Young Teenage Boys Feeling Overwhelmed with Life
Growing up today isn’t easy.
This is a world unknown to our parents and grandparents, we have little guidance and ‘know how’ to help our boys develop into young responsible, happy adults. Surviving the teenage years can be a huge challenge for some and many boys will not want to hear what is being said nor act upon ‘well-meaning advice’ but there are ways of helping your child to lead a more productive, easier life.
I am blessed with a son and two daughters and I think one of the key things to remind your child is they really don’t have to know everything – it is perfectly okay to ask for help. Somehow, today we are supposed to know everything and be good at it all. If your son understands that it’s okay to listen to others and ask for advice he will be less likely to ‘take unnecessary risks’ by working it all out alone. He won’t feel he has to ‘impress’ his friends.
Ultimately, we want our children to be able to take responsibility for their actions and learn from their mistakes so they can grow and develop into healthy young adults.
Here are some tips to help your teenage son not grow up feeling overwhelmed in the complex society we live in. These are taken from my personal experiences of raising my own son, and also, in my work as a coach and counselor:
Communication is THE key to developing healthy relationships –
Teach your son how to communicate by communicating openly with him. Children always learn by example, not by the spoken word.

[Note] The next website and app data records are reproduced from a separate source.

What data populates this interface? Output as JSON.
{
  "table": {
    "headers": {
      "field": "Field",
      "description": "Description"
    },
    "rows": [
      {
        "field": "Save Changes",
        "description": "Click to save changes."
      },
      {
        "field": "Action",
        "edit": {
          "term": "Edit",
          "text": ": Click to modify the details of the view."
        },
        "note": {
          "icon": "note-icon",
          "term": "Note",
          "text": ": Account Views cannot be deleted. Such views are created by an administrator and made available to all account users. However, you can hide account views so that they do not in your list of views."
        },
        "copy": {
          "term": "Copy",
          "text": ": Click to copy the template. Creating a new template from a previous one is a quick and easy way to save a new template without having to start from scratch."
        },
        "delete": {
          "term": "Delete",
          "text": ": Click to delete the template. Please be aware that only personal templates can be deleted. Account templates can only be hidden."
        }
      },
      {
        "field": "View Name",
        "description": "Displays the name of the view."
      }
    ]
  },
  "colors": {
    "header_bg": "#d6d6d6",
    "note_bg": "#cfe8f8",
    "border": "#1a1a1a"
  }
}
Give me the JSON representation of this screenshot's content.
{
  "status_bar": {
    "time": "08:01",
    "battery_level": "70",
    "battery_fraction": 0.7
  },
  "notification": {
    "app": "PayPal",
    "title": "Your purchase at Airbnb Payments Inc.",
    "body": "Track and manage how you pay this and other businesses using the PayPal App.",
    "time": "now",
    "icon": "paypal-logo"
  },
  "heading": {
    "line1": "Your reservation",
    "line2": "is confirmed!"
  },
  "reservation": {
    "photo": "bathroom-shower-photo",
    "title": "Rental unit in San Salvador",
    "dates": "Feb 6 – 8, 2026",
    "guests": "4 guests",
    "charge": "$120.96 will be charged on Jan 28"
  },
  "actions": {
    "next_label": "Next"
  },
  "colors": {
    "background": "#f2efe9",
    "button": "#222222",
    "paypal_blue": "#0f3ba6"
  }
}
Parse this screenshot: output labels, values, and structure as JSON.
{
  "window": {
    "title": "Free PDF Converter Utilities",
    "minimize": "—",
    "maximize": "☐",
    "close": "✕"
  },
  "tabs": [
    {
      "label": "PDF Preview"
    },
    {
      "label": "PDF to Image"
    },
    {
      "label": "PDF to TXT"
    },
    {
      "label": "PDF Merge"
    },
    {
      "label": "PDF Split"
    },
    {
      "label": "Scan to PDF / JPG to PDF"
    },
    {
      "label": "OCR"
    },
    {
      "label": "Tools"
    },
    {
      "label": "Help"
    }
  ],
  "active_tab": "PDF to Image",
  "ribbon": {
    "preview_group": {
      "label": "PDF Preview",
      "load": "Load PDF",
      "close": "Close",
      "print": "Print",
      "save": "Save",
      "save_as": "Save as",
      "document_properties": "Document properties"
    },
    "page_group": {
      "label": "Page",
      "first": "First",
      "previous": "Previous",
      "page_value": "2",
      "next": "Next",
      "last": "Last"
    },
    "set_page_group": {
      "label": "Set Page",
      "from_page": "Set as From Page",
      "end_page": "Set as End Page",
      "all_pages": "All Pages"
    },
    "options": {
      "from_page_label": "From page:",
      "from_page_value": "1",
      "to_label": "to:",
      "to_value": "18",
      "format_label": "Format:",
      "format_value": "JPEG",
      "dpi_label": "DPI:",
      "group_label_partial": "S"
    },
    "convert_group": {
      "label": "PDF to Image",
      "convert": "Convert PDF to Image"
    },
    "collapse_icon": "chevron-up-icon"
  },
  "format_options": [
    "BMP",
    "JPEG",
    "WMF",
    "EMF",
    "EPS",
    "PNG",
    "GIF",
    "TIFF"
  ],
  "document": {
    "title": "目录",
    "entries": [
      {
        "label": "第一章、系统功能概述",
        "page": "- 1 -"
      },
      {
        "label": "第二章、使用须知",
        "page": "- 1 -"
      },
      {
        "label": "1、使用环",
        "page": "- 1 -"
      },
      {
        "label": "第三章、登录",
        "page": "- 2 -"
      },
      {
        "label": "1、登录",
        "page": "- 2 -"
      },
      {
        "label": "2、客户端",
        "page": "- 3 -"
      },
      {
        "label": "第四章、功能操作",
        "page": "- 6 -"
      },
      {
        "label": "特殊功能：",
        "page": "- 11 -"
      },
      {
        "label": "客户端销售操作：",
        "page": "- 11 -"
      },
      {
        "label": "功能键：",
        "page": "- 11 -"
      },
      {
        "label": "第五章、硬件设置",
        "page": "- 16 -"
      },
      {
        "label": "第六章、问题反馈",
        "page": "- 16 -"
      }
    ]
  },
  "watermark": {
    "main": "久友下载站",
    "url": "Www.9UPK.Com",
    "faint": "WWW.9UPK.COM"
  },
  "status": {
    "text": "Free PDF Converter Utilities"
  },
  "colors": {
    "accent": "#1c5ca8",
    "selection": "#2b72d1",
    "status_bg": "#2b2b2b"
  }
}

You will be teaching him a lifelong skill that will stand him in good stead in his personal life, his business and his health.
Asking for help –
It really is okay to ask for help, in fact, it can be the smart thing to do most of the time. Successful people didn’t get to where they are in life alone; they found someone who knew that bit more than them. This life skill can translate into anything from asking for directions, issues at school, dating girls, health issues and friend’s challenges to name a few. Teach him to not worry or get confused about an issue – ASK.
Where to find help –
Let him know where he can actually go to find the help he needs. Perhaps it’s a family member, a teacher, a doctor or a website simply point him in the right direction – this will alleviate so many worries. You as the parent don’t have to figure it all out.
Show you care –
Just by letting your son know you are there for him. This will alleviate a lot of concerns even if he doesn’t actually voice them and he won’t feel so alone. Tell him you are interested in talking to him even if he doesn’t feel like it right now.
Encourage him to find activities he enjoys –
This is crucial for his self-esteem and self-worth, doing something for himself so he develops a passion. When children become passionate (not obsessed) about a project, a sport or a business idea, encourage it. The passionate feelings will spill over into the rest of his life.
This lifelong skill could save him from many potential tears. It’s a fabulous way for him to learn to express his emotions especially if he finds it hard to put them into spoken words. Just a few lines at the end of the day can really put perspective on life and give him clarity; from this, he will gain confidence in how he feels, as he will be more in touch with himself.
Wanting a loving, romantic relationship that is great; we often just hear that teenage sex is all about unwanted pregnancies and diseases. But teach him that it’s okay to be in a loving relationship. Be open with your son about this, more and more boys WANT this sort of relationship. My son has been with his girlfriend for 7 years now and he’s 25! (I would also say this isn’t the norm, they’re just right for each other).
Teach him that having a girlfriend isn’t just about sex, it’s more about learning to communicate with her and finding out what her needs are and being able to share his own needs with her. If he can learn this skill early on he has a much better chance of enjoying being with women and having a fulfilling sex life as he goes into adulthood.
This is okay and normal, not everyone wants to ‘see you’ or go out with you and that’s fine. Teach your son that rejection isn’t about his self-worth but more about they aren’t a good match right now and we may never know the reason and that’s also fine. Rejection is a normal part of life we ALL go through. It’s how we handle it that counts.
Romantic challenges –
Your son is going to mess up, that’s guaranteed and that’s fine. We all do, we all make mistakes, romance isn’t like the movies where we all live happily ever after BUT screwing up a relationship is not the end of the world either. Help him to understand that it’s okay to mess up and move on – it’s not about him but the relationship.
Boys growing up today have more opportunities than ever before but what comes with this is a complex mixture of emotions, hormones, and sensations. Dealing with this mix can be very daunting for young boys and may go into overwhelm. The danger here is those young boys can retreat into themselves and ‘do nothing.’
The key in all of this is communication; teaching them it’s okay to ask for help and unconditional love. These few pointers will guide your young man into being a responsible adult who knows how to enjoy life, go for what he wants whilst having respect for others and himself.
As always, I’d love to hear from you! Please share your experiences with your teenage boys in the comments section below!